The former meteorologist once spent 13 months in one stretch at the Great Wall Station. The boom in Chinese tourism to the polar regions made Liu switch from monitoring sea ice to organising Antarctic tours, and this well-travelled, mild-mannered fluent English speaker is quietly confident that his Chinese organisation can deliver, pleasing Westerners as well as Chinese.
“Chinese are now officially the number two in Antarctic visitor numbers. We specialise in polar tourism, but our mother company has great experience in organising large running events. Running tourism is very big now in China. Chinese runners travel all over the world to take part in races and many of them do polar marathons,” says Liu.
The prospect of looking after foreign customers, does not faze him either: “We will have international as well as Chinese staff. All our Chinese staff speak very good English and have spent a lot of time working abroad. Some speak Spanish fluently. We also work together with a Chilean company that organises extreme races.”
Liu says staff from the nearby bases see the race as a welcome break in their routine, as it will attract fresh faces and offer a fun activity.
“The plan is to start at the Uruguayan Artigas Station and finish at The Great Wall,” Liu explains. “The runners will also go through the Russian Bellingshausen Station with its beautiful Orthodox church, and the Chilean Frei Station.”
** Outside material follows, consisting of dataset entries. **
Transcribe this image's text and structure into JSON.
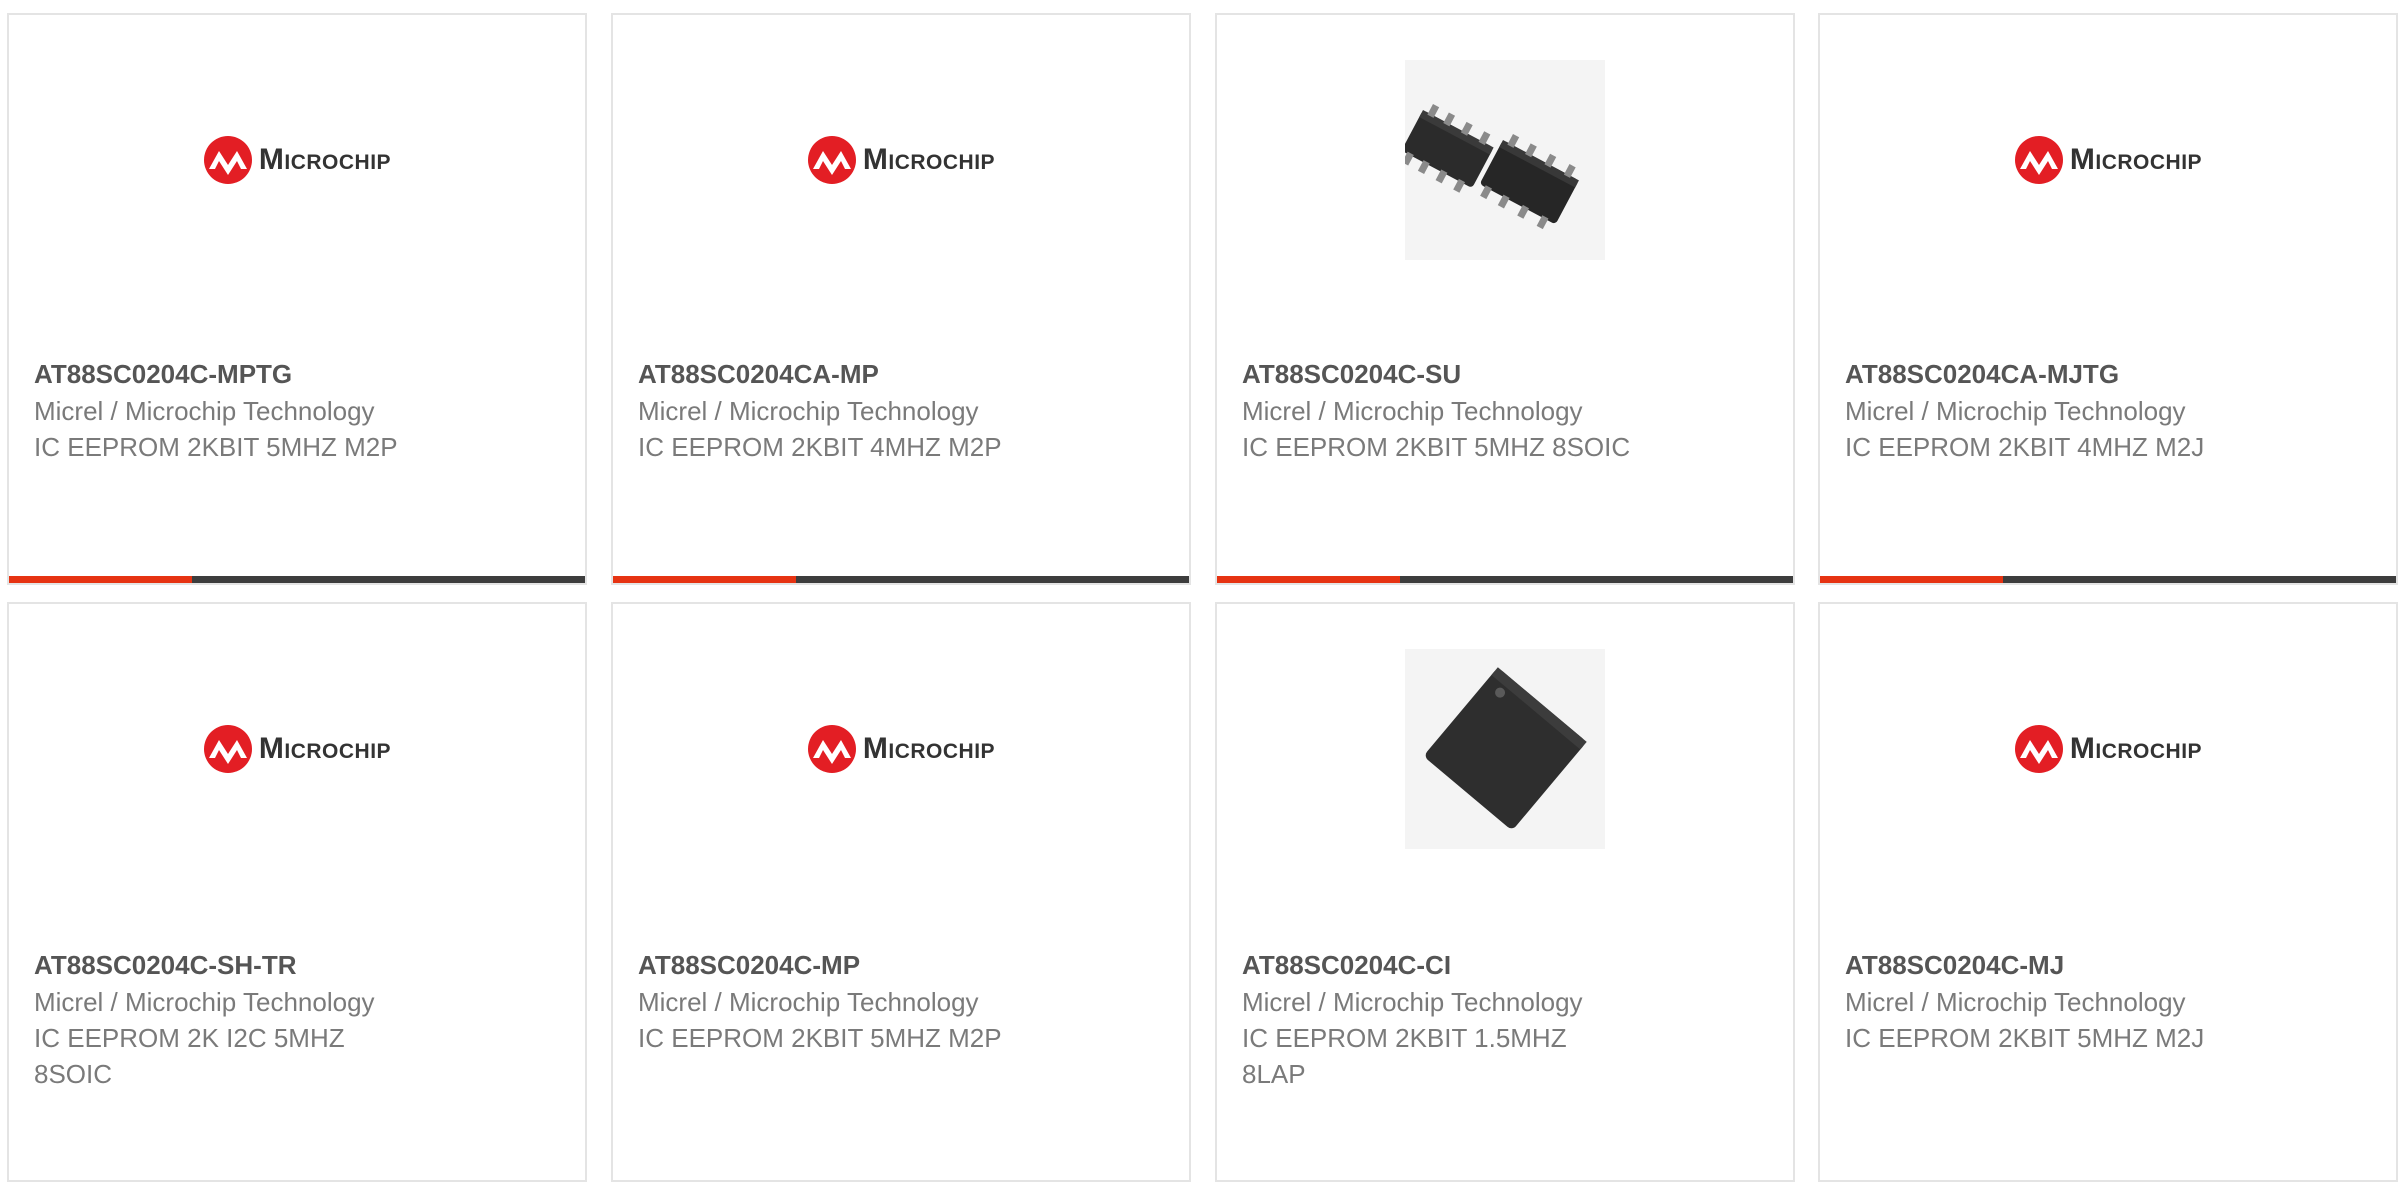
{
  "colors": {
    "accent": "#e63312",
    "bar_dark": "#3d3d3d",
    "logo_red": "#e31e24"
  },
  "products": [
    {
      "part_number": "AT88SC0204C-MPTG",
      "manufacturer": "Micrel / Microchip Technology",
      "description": "IC EEPROM 2KBIT 5MHZ M2P",
      "image": "microchip-logo",
      "logo_text": "Microchip"
    },
    {
      "part_number": "AT88SC0204CA-MP",
      "manufacturer": "Micrel / Microchip Technology",
      "description": "IC EEPROM 2KBIT 4MHZ M2P",
      "image": "microchip-logo",
      "logo_text": "Microchip"
    },
    {
      "part_number": "AT88SC0204C-SU",
      "manufacturer": "Micrel / Microchip Technology",
      "description": "IC EEPROM 2KBIT 5MHZ 8SOIC",
      "image": "soic-chip-photo"
    },
    {
      "part_number": "AT88SC0204CA-MJTG",
      "manufacturer": "Micrel / Microchip Technology",
      "description": "IC EEPROM 2KBIT 4MHZ M2J",
      "image": "microchip-logo",
      "logo_text": "Microchip"
    },
    {
      "part_number": "AT88SC0204C-SH-TR",
      "manufacturer": "Micrel / Microchip Technology",
      "description": "IC EEPROM 2K I2C 5MHZ 8SOIC",
      "image": "microchip-logo",
      "logo_text": "Microchip"
    },
    {
      "part_number": "AT88SC0204C-MP",
      "manufacturer": "Micrel / Microchip Technology",
      "description": "IC EEPROM 2KBIT 5MHZ M2P",
      "image": "microchip-logo",
      "logo_text": "Microchip"
    },
    {
      "part_number": "AT88SC0204C-CI",
      "manufacturer": "Micrel / Microchip Technology",
      "description": "IC EEPROM 2KBIT 1.5MHZ 8LAP",
      "image": "lga-chip-photo"
    },
    {
      "part_number": "AT88SC0204C-MJ",
      "manufacturer": "Micrel / Microchip Technology",
      "description": "IC EEPROM 2KBIT 5MHZ M2J",
      "image": "microchip-logo",
      "logo_text": "Microchip"
    }
  ]
}
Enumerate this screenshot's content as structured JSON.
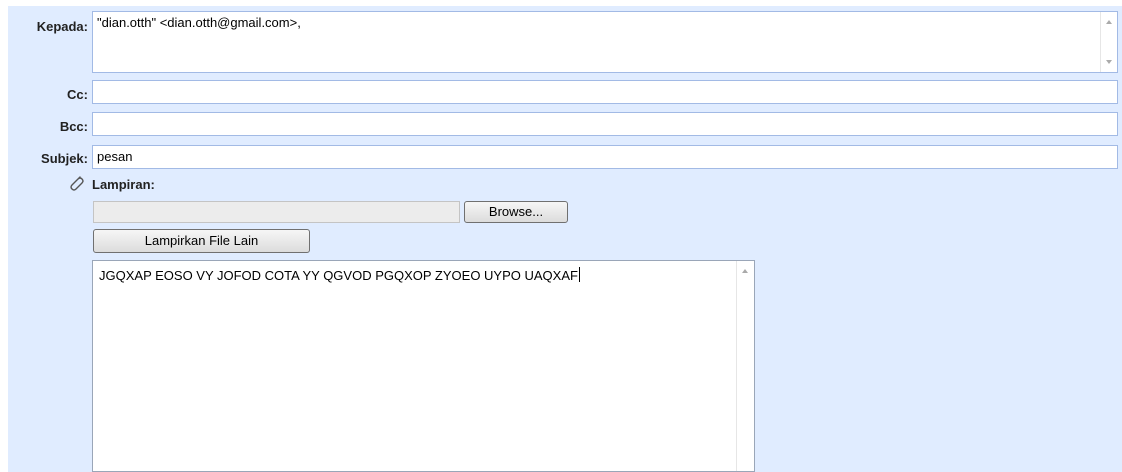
{
  "compose": {
    "to": {
      "label": "Kepada:",
      "value": "\"dian.otth\" <dian.otth@gmail.com>,"
    },
    "cc": {
      "label": "Cc:",
      "value": ""
    },
    "bcc": {
      "label": "Bcc:",
      "value": ""
    },
    "subject": {
      "label": "Subjek:",
      "value": "pesan"
    },
    "attachment": {
      "label": "Lampiran:",
      "icon": "paperclip-icon",
      "browse_label": "Browse...",
      "add_file_label": "Lampirkan File Lain"
    },
    "body": {
      "value": "JGQXAP EOSO VY JOFOD COTA YY QGVOD PGQXOP ZYOEO UYPO UAQXAF"
    }
  },
  "colors": {
    "panel": "#e0ecff",
    "field_border": "#a2bae5"
  }
}
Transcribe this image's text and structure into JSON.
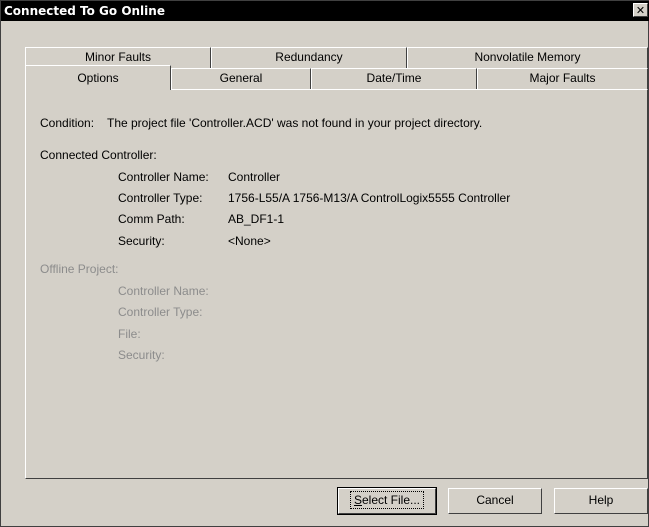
{
  "window": {
    "title": "Connected To Go Online",
    "close_glyph": "✕"
  },
  "tabs": {
    "back_row": [
      {
        "label": "Minor Faults"
      },
      {
        "label": "Redundancy"
      },
      {
        "label": "Nonvolatile Memory"
      }
    ],
    "front_row": [
      {
        "label": "Options",
        "active": true
      },
      {
        "label": "General"
      },
      {
        "label": "Date/Time"
      },
      {
        "label": "Major Faults"
      }
    ]
  },
  "content": {
    "condition_label": "Condition:",
    "condition_text": "The project file 'Controller.ACD' was not found in your project directory.",
    "connected": {
      "heading": "Connected Controller:",
      "name_label": "Controller Name:",
      "name_value": "Controller",
      "type_label": "Controller Type:",
      "type_value": "1756-L55/A 1756-M13/A ControlLogix5555 Controller",
      "path_label": "Comm Path:",
      "path_value": "AB_DF1-1",
      "security_label": "Security:",
      "security_value": "<None>"
    },
    "offline": {
      "heading": "Offline Project:",
      "name_label": "Controller Name:",
      "type_label": "Controller Type:",
      "file_label": "File:",
      "security_label": "Security:"
    }
  },
  "buttons": {
    "select_file_prefix": "",
    "select_file_mnemonic": "S",
    "select_file_rest": "elect File...",
    "cancel": "Cancel",
    "help": "Help"
  }
}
This event is not just a run between Antarctic bases spotting penguins – the competitors meet up in the port of Ushuaia in Argentina and cross the infamously rough Drake Passage to Antarctica by ship. After the 42km marathon (or half marathon or 7km fun run) the programme continues with a three-day cruise of the Antarctic Peninsula, complete with zodiac tours spotting whales and cruising around icebergs, before returning to Ushuaia.
“This is not a hard-core sports event,” says Liu. “But it is a special experience. You cross the Drake Channel, and before you go on an Antarctic cruise, you run a marathon, and finish at The Great Wall. The runners can visit the Great Wall station and see a bit of China in Antarctica, learn a little about our Antarctic Chinese life, and about the life of all scientists here. I think this is unique. And you get to feel Antarctica ... with your feet.”
Wayfaring weekend warriors keen to participate in the inaugural event can visit tripolers.com. Despite Liu’s assurances that marathon staff speak good English, the website is in Chinese, only. Google translator helps.
Six tips to help dispel the chill over the distance
Many Hongkongers dislike and fear the cold, but it is safer and more pleasant to run in the cold than in the oppressive heat and humidity of a Hong Kong summer. Nathan Montague, one of the UK’s top ultra-distance runners and coach, gives valuable advice for surviving while running in frigid temperatures.
1. Wear thin layers and do not overdress. Your body generates heat as you run, so you can strip off layers if you start sweating. Sweat-soaked clothing will make you feel chilly quickly once you slow down or stop.
2. Drink, even though you may not feel thirsty. You will be losing water through respiration and sweating just as you would under normal conditions. Take electrolytes, too.
3. Pay attention to your hands and feet. In the cold, you will be getting less blood supply to your extremities as most of it will be diverted to your core organs. For this reason, a seemingly minor such as a blister can quickly become infected. If you feel excessively cold or numb in your hands or feet, deal with it as soon as possible. A good rule of thumb: if you find yourself thinking about a problem three times, fix it.
4. Remember, food will freeze and may become inedible. This applies to some gels, for example. Energy bars, however, will freeze into biscuits and remain edible. Freeze samples of the food you plan to bring and see whether you can still eat it.
5. Keep your water warm. Wear water bottles close to your body, and if you have a hydration bag in your backpack, insulate it.
6. Monitor your effort – the more you put in, the more you will sweat and the more exposure to cold you will suffer when you stop.